Learning that your teen wants to take a gap year after high school can be hard to swallow. We dream of our kids graduating and furthering their education either in college or trade school. But sometimes, a gap year is the best decision. Many kids who go to college when they’re not quite ready run the risk of dropping out.

My friend’s son wanted to take a gap year. He asked him, “What do you plan to do during that year?” The son replied he wanted to go live with his brother in Colorado. My friend then asked a series of questions like, “How will you spend your time?” and, “How will you get there?” His son had no firm answers.

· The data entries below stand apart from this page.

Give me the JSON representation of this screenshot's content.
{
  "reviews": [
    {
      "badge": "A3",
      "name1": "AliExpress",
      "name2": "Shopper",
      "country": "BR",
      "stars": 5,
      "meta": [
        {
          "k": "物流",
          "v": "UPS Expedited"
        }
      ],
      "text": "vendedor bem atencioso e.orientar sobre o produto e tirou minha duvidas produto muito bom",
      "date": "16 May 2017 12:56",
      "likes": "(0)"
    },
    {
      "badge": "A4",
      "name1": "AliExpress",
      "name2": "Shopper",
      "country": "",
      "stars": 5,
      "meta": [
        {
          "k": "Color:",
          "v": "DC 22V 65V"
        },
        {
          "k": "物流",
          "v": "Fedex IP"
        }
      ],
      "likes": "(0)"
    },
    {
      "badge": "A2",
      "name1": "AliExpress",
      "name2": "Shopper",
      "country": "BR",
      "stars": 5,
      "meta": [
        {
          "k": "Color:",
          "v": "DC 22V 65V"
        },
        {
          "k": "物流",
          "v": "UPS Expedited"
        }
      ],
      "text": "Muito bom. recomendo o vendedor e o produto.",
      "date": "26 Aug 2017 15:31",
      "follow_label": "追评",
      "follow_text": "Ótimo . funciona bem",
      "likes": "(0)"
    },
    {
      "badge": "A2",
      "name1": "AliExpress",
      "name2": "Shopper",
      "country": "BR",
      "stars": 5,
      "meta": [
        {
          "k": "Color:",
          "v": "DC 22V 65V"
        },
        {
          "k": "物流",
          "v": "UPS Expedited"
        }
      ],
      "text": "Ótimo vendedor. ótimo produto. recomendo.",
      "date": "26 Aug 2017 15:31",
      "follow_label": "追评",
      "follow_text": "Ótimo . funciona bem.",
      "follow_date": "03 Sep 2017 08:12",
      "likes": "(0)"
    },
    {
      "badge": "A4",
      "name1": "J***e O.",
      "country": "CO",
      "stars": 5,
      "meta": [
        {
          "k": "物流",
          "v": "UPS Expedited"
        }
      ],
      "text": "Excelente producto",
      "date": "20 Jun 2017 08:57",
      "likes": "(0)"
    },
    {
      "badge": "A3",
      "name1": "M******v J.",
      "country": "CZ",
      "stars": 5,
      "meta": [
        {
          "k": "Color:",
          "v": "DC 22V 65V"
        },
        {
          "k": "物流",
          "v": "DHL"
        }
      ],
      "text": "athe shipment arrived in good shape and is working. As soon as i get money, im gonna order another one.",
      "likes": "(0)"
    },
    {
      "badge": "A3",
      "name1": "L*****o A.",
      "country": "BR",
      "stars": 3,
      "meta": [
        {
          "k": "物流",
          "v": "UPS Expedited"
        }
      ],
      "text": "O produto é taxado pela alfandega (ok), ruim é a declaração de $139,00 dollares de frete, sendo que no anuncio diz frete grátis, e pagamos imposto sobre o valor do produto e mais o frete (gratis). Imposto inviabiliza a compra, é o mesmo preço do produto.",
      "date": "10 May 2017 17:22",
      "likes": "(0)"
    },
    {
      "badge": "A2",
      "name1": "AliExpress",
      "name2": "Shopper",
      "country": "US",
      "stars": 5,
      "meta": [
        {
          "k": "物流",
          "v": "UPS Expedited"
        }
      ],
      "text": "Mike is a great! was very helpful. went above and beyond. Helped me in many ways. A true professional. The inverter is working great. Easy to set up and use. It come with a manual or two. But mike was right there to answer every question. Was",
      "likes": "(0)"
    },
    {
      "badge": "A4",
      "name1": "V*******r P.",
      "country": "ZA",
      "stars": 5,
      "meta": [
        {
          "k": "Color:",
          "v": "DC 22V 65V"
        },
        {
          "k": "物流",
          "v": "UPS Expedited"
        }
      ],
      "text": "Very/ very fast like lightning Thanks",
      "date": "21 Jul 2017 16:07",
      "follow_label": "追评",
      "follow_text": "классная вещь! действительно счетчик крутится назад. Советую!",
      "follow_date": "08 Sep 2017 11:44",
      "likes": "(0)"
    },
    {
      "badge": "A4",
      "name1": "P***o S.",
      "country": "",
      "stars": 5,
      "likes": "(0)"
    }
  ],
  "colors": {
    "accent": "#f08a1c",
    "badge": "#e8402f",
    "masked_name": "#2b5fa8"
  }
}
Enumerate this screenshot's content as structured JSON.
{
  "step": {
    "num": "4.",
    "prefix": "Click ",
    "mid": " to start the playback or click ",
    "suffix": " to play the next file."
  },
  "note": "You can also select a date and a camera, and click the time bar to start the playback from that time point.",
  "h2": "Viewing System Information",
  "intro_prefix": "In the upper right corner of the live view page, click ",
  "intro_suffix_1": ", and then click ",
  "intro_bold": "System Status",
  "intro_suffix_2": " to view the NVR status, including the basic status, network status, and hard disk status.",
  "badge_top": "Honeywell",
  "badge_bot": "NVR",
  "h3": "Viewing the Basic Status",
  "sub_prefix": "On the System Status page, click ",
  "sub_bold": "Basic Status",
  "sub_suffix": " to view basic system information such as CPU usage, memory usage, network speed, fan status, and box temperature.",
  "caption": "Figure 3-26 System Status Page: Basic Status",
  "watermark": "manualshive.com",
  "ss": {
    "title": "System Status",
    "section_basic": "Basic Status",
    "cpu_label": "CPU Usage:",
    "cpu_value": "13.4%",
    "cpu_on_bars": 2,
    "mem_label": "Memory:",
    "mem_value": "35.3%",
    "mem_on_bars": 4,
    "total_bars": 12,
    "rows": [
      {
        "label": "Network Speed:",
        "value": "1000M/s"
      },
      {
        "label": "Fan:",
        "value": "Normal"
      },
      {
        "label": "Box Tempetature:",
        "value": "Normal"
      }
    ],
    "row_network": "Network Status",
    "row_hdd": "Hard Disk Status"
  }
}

I also met a mom whose son is a junior in college. Like many college students, he realized he didn’t like his chosen major and now doesn’t know what he wants to do. Her son is considering taking a gap year to figure things out. 

Hearing more kids talk about doing this, I started thinking, what does a gap year look like? Does a teen see it as a year to goof off and put off the inevitable of having to go to college or technical school?

The Gap Year Association defines a gap year as “A semester or year of experiential learning, typically taken after high school and before career or post-secondary education, to deepen one’s practical, professional, and personal awareness.”

According to Hagler and Nelson, authors of The Gap Year Advantage, there are two main reasons why kids say they want a gap year:

  • Burnout from the competitive pressure of high school
  • Desire to find out more about themselves

What should you do if your teen wants to take a gap year?

Have a conversation – try to find out the underlying reasons why your teen wants to take a gap year. Here are some possible scenarios I have found while working with my clients:

  • The thought of going to a big school is overwhelming
  • They are scared because their friends have chosen a future path while they still have no idea
  • They fear they will apply to colleges and not get accepted into any of them
  • They have anxiety about choosing a career and don’t know what options are suitable for them

Once you have identified the underlying reasons, you can create a better action plan for your teen’s future.

Would you like to talk to someone about how to help your teen? Schedule a complimentary College Assessment Call with me here. I would be happy to help you determine the best plan of action.